Investigations are still underway for the murder of Haitian President Jovenel Moise. This week, the country’s government commissioner is now looking to charge Haitian Prime Minister Ariel Henry for Moise’s murder.
On Tuesday, Port-au-Prince government commissioner Bed-Fort Claude wrote a letter to the Port-au-Prince court asking the judge in charge of investigating the assassination to charge Henry for Moise’s murder, according to AFP. Claude cited that Henry allegedly called one of the main suspects to the case. Claude also asked the director of migration administration in another letter to ban Henry from leaving Haiti over the same suspicions of involvement in Moise’s assassination.
“There are sufficient compromising elements that form conviction on the appropriateness of prosecuting Mr. Henry and requesting his outright indictment,” wrote Claude in the first letter to the court.
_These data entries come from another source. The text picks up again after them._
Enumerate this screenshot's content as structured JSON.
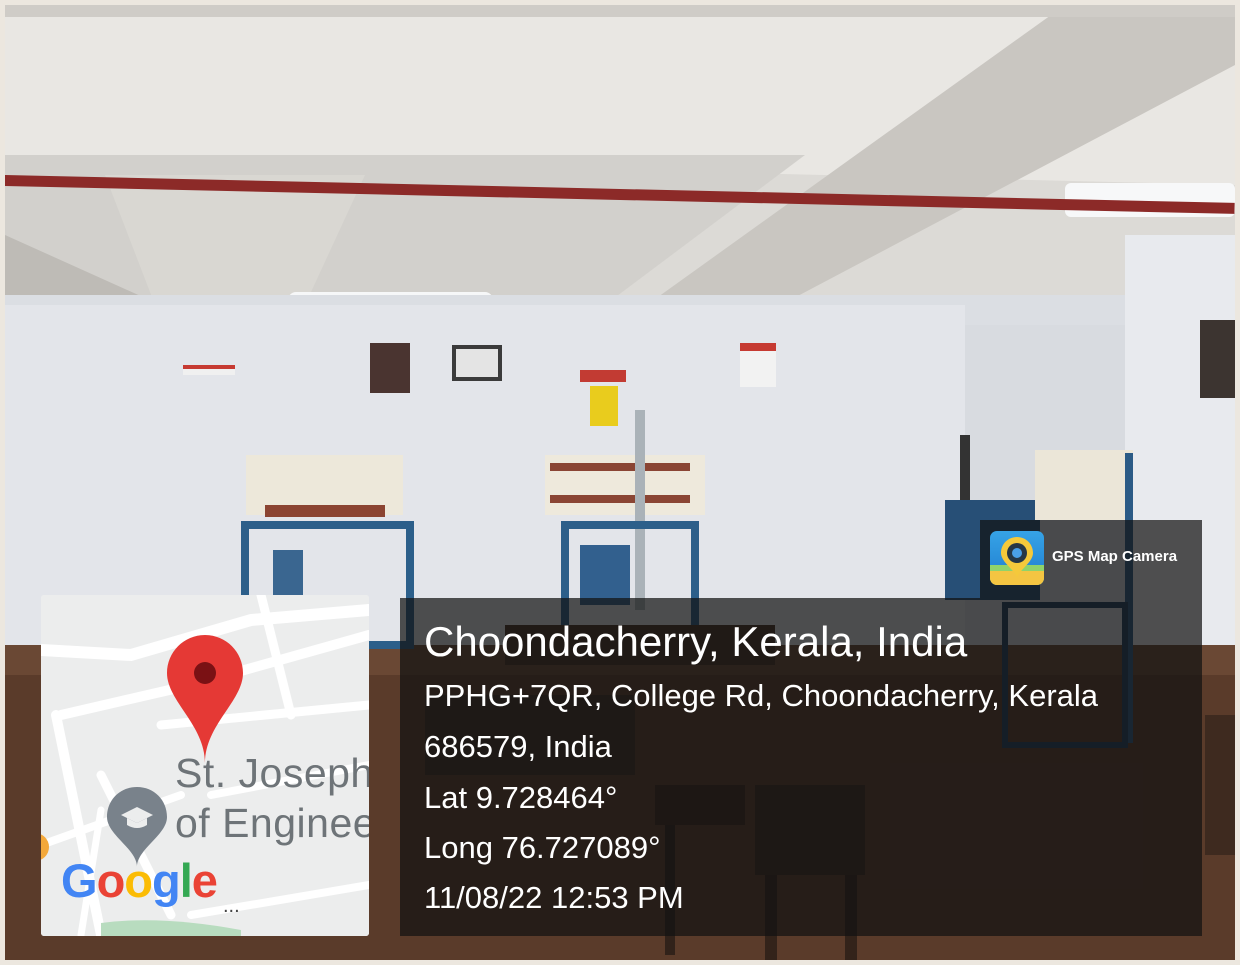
{
  "map": {
    "place_line1": "St. Joseph",
    "place_line2": "of Enginee",
    "google_text": "Google",
    "google_letters": [
      {
        "ch": "G",
        "color": "#4285F4"
      },
      {
        "ch": "o",
        "color": "#EA4335"
      },
      {
        "ch": "o",
        "color": "#FBBC05"
      },
      {
        "ch": "g",
        "color": "#4285F4"
      },
      {
        "ch": "l",
        "color": "#34A853"
      },
      {
        "ch": "e",
        "color": "#EA4335"
      }
    ],
    "more": "...",
    "pin_icon": "map-pin-icon",
    "school_icon": "graduation-cap-icon",
    "pin_color": "#e53935"
  },
  "app": {
    "name": "GPS Map Camera",
    "icon": "gps-map-camera-icon"
  },
  "location": {
    "title": "Choondacherry, Kerala, India",
    "address_line1": "PPHG+7QR, College Rd, Choondacherry, Kerala",
    "address_line2": "686579, India",
    "lat": "Lat 9.728464°",
    "long": "Long 76.727089°",
    "datetime": "11/08/22 12:53 PM"
  }
}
Claude cited that the calls lasted seven minutes.
Moise was shot in his private home overnight from July 6 to 7 when an armed group broke into his residence. His wife Martine Moise was left injured from the incident and rushed to the hospital for treatment.
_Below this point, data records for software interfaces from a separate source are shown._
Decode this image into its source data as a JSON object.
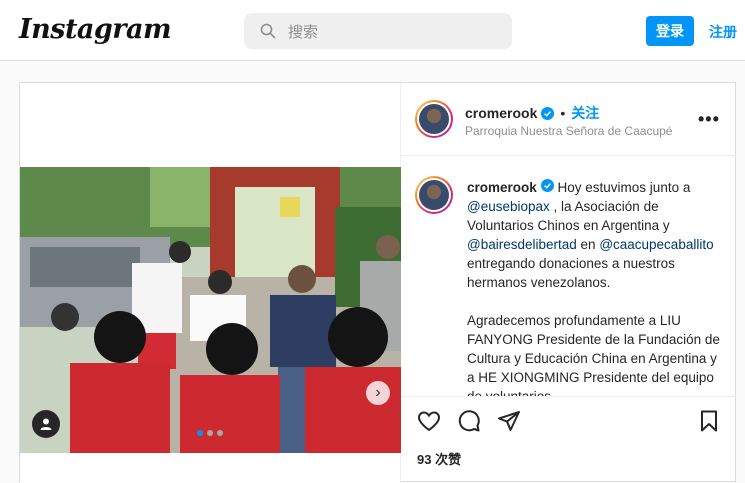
{
  "header": {
    "logo": "Instagram",
    "search_placeholder": "搜索",
    "login_label": "登录",
    "signup_label": "注册"
  },
  "post": {
    "username": "cromerook",
    "follow_label": "关注",
    "separator": "•",
    "location": "Parroquia Nuestra Señora de Caacupé",
    "more_label": "•••",
    "caption": {
      "t1": " Hoy estuvimos junto a ",
      "m1": "@eusebiopax",
      "t2": " , la Asociación de Voluntarios Chinos en Argentina y ",
      "m2": "@bairesdelibertad",
      "t3": " en ",
      "m3": "@caacupecaballito",
      "t4": " entregando donaciones a nuestros hermanos venezolanos.",
      "p2": "Agradecemos profundamente a LIU FANYONG Presidente de la Fundación de Cultura y Educación China en Argentina y a HE XIONGMING Presidente del equipo de voluntarios"
    },
    "likes_label": "93 次赞",
    "carousel_next": "›",
    "carousel_index": 1,
    "carousel_count": 3
  },
  "colors": {
    "accent": "#0095f6",
    "mention": "#00376b",
    "muted": "#8e8e8e"
  },
  "icons": [
    "search-icon",
    "verified-badge-icon",
    "more-options-icon",
    "heart-icon",
    "comment-icon",
    "share-icon",
    "bookmark-icon",
    "user-tag-icon",
    "chevron-right-icon"
  ]
}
Henry had previously been asked to appear for questioning regarding the assassination, about the alleged conversations made hours prior to Moise’s death along with a former government official, Joseph Felix Badio who served in the justice ministry’s anti-corruption unit, that is also being sought after by the authorities in the killing. Last week, Claude asked Henry to appear Tuesday to answer questions about the calls.
Badio’s phone was reportedly tracked to the area close to Moise’s residence when Badio called Henry twice on July 7 in the hours following Moise’s assassination.
However, hours after Claude sought to press charges against Henry, the Prime Minister removed him from his post, and a new top prosecutor was sworn in. While it remains to be seen whether Claude’s dismissal would have any impact on the investigation, an analyst has said that the probe is up to the judge handling the case. It also has yet to be determined whether Claude was officially dismissed before he turned in his letter to the judge at the time.
Monday, Justice Minister Rockfeller Vincent ordered the Haitian chief of National police to boost security for Claude as the now-former government commissioner was receiving threats over the past five days.